Retype the whole listing below, character for character.

═══ Input material

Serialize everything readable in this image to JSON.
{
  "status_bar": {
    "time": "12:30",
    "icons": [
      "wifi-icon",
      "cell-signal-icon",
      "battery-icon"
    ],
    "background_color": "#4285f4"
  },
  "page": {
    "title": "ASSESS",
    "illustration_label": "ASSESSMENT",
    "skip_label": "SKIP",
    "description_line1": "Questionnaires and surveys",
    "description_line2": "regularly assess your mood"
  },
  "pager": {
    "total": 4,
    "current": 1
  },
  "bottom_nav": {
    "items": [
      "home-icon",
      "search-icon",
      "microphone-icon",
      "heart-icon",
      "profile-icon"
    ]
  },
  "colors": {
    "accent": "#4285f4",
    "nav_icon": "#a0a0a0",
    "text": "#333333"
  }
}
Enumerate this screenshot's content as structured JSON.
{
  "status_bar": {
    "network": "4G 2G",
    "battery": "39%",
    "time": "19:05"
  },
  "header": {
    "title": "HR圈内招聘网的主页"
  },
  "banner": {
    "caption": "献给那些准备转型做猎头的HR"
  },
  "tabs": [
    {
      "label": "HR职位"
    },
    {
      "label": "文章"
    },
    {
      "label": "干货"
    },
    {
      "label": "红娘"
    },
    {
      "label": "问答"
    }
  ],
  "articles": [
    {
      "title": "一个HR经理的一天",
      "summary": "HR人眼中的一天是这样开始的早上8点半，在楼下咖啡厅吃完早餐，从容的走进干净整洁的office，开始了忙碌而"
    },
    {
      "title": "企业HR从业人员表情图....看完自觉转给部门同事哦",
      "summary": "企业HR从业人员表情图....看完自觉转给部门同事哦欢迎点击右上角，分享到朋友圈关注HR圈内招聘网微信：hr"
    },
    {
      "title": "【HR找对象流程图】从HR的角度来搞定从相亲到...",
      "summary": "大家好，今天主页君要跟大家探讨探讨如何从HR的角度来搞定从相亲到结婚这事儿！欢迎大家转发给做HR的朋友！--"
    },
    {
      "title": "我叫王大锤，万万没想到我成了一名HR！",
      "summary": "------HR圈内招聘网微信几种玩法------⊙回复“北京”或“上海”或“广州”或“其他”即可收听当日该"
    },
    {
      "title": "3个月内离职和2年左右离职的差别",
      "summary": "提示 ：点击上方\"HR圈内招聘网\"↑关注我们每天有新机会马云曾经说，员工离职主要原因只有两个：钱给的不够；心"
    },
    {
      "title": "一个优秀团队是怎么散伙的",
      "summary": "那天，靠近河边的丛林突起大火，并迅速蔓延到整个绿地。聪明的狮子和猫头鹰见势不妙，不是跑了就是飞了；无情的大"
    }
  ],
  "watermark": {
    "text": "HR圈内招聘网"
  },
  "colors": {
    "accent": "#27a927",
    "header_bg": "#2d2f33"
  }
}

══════

● **Finished exercise**:
Serialize everything readable in this image to JSON.
{
  "status_bar": {
    "time": "12:30",
    "icons": [
      "wifi-icon",
      "cell-signal-icon",
      "battery-icon"
    ],
    "background_color": "#4285f4"
  },
  "page": {
    "title": "ASSESS",
    "illustration_label": "ASSESSMENT",
    "skip_label": "SKIP",
    "description_line1": "Questionnaires and surveys",
    "description_line2": "regularly assess your mood"
  },
  "pager": {
    "total": 4,
    "current": 1
  },
  "bottom_nav": {
    "items": [
      "home-icon",
      "search-icon",
      "microphone-icon",
      "heart-icon",
      "profile-icon"
    ]
  },
  "colors": {
    "accent": "#4285f4",
    "nav_icon": "#a0a0a0",
    "text": "#333333"
  }
}
Enumerate this screenshot's content as structured JSON.
{
  "status_bar": {
    "network": "4G 2G",
    "battery": "39%",
    "time": "19:05"
  },
  "header": {
    "title": "HR圈内招聘网的主页"
  },
  "banner": {
    "caption": "献给那些准备转型做猎头的HR"
  },
  "tabs": [
    {
      "label": "HR职位"
    },
    {
      "label": "文章"
    },
    {
      "label": "干货"
    },
    {
      "label": "红娘"
    },
    {
      "label": "问答"
    }
  ],
  "articles": [
    {
      "title": "一个HR经理的一天",
      "summary": "HR人眼中的一天是这样开始的早上8点半，在楼下咖啡厅吃完早餐，从容的走进干净整洁的office，开始了忙碌而"
    },
    {
      "title": "企业HR从业人员表情图....看完自觉转给部门同事哦",
      "summary": "企业HR从业人员表情图....看完自觉转给部门同事哦欢迎点击右上角，分享到朋友圈关注HR圈内招聘网微信：hr"
    },
    {
      "title": "【HR找对象流程图】从HR的角度来搞定从相亲到...",
      "summary": "大家好，今天主页君要跟大家探讨探讨如何从HR的角度来搞定从相亲到结婚这事儿！欢迎大家转发给做HR的朋友！--"
    },
    {
      "title": "我叫王大锤，万万没想到我成了一名HR！",
      "summary": "------HR圈内招聘网微信几种玩法------⊙回复“北京”或“上海”或“广州”或“其他”即可收听当日该"
    },
    {
      "title": "3个月内离职和2年左右离职的差别",
      "summary": "提示 ：点击上方\"HR圈内招聘网\"↑关注我们每天有新机会马云曾经说，员工离职主要原因只有两个：钱给的不够；心"
    },
    {
      "title": "一个优秀团队是怎么散伙的",
      "summary": "那天，靠近河边的丛林突起大火，并迅速蔓延到整个绿地。聪明的狮子和猫头鹰见势不妙，不是跑了就是飞了；无情的大"
    }
  ],
  "watermark": {
    "text": "HR圈内招聘网"
  },
  "colors": {
    "accent": "#27a927",
    "header_bg": "#2d2f33"
  }
}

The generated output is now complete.